Culturefinder.com, a money-losing commercial Web site that helps consumers find tickets and information about performing arts groups and events, hopes to turn its bottom line around by becoming a nonprofit site, The New York Times reported Jan. 8.
The move follows the layoff by CEO Eugene Carr of the entire staff of 40 just before Christmas, when the firm faced the prospect of shutting down, the Times said.
Now Carr must figure out how to build a nonprofit on a business plan that failed in the commercial sector.
E-commerce analysts told the Times that a revival of Culturefinder – if it occurs – could prompt a surge of commercial competitors once the Internet’s advertising market picks up.
Carr, who ran the American Symphony Orchestra and another nonprofit arts group before starting Culturefinder in 1995, said he plans to run the business on about $1 million a year – a fifth of his 2000 budget of $5 million – with a reduced staff of 10 or 15 people.
To finance the operation, he said, he will start charging arts groups an annual fee of $150 to $500 to list their performances and sites on Culturefinder.
Until now, 4,000 groups have listed their events for free.

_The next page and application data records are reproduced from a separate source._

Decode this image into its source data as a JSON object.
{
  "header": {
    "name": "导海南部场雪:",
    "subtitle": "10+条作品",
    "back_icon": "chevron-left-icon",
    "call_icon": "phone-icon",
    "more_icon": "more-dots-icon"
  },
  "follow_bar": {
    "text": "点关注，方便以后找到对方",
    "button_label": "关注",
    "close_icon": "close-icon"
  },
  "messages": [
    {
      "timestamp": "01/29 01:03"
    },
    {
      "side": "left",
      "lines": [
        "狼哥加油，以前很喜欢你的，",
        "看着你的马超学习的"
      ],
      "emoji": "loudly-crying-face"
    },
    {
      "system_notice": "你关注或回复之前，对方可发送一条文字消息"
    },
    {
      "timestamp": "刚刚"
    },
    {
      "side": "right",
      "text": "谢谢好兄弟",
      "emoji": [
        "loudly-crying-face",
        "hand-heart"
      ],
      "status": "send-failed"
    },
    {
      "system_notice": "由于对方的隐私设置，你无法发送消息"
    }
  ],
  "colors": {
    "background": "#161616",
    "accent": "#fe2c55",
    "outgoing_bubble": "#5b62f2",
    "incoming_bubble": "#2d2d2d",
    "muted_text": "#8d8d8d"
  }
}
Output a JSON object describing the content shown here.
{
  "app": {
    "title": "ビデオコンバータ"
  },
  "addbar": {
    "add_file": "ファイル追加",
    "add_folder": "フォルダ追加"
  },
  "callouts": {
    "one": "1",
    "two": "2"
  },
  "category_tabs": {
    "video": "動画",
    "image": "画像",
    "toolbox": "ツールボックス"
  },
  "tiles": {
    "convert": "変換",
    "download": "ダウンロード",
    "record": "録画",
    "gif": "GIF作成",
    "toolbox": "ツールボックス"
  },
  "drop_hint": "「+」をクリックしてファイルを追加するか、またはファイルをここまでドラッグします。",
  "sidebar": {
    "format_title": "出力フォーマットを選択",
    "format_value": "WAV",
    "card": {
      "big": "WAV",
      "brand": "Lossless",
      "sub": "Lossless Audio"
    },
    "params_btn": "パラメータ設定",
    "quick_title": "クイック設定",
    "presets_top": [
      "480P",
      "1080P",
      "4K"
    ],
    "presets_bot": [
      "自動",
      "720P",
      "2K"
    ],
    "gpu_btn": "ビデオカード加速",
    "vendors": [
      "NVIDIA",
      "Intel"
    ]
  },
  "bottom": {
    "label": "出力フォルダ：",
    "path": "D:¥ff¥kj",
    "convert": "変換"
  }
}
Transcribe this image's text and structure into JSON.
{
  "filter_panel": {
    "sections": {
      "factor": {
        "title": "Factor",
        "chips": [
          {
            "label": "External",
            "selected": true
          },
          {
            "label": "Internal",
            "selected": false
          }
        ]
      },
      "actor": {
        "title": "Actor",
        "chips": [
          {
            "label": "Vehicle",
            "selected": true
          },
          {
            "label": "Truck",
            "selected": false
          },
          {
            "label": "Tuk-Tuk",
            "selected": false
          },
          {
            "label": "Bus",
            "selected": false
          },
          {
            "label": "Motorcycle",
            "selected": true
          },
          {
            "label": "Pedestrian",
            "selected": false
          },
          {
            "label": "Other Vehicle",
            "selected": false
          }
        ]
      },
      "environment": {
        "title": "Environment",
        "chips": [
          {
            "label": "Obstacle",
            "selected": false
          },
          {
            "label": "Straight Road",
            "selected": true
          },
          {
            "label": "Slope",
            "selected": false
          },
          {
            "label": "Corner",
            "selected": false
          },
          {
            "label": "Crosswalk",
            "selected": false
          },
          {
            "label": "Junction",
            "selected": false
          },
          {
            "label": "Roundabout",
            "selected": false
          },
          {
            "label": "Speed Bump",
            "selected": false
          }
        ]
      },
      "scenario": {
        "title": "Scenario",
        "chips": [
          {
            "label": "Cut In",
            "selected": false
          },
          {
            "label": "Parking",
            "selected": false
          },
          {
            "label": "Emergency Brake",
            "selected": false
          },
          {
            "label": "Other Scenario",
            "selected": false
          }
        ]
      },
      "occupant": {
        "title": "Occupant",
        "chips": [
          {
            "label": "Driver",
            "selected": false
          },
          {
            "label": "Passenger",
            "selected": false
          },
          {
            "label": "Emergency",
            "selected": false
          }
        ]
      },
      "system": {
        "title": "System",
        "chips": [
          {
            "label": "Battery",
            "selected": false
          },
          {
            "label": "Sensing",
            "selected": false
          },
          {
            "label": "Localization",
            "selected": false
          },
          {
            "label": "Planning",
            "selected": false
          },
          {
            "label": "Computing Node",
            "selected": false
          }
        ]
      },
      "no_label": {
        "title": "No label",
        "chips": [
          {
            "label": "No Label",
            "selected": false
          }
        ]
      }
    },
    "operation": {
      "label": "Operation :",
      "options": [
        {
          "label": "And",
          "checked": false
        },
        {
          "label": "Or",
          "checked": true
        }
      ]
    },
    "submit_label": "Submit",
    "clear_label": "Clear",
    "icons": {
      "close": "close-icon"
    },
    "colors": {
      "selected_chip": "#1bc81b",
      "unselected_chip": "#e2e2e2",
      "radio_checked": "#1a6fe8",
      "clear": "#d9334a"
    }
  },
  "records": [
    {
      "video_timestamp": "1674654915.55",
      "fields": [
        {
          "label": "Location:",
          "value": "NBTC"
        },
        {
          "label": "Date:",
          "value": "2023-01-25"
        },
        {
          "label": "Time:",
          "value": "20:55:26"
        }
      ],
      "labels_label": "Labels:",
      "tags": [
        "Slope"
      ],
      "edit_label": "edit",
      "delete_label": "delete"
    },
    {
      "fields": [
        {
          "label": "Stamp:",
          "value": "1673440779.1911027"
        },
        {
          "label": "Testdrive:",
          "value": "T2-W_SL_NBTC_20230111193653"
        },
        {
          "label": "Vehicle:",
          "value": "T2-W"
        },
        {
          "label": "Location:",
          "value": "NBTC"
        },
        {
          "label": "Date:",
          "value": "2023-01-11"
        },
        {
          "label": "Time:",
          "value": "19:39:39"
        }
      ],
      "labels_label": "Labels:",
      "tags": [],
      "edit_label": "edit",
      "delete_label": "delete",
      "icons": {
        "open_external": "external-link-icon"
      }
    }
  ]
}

Culturefinder also will continue seel ads and resume the ticketing operation it suspended after the layoffs.
For full story, go to The New York Times.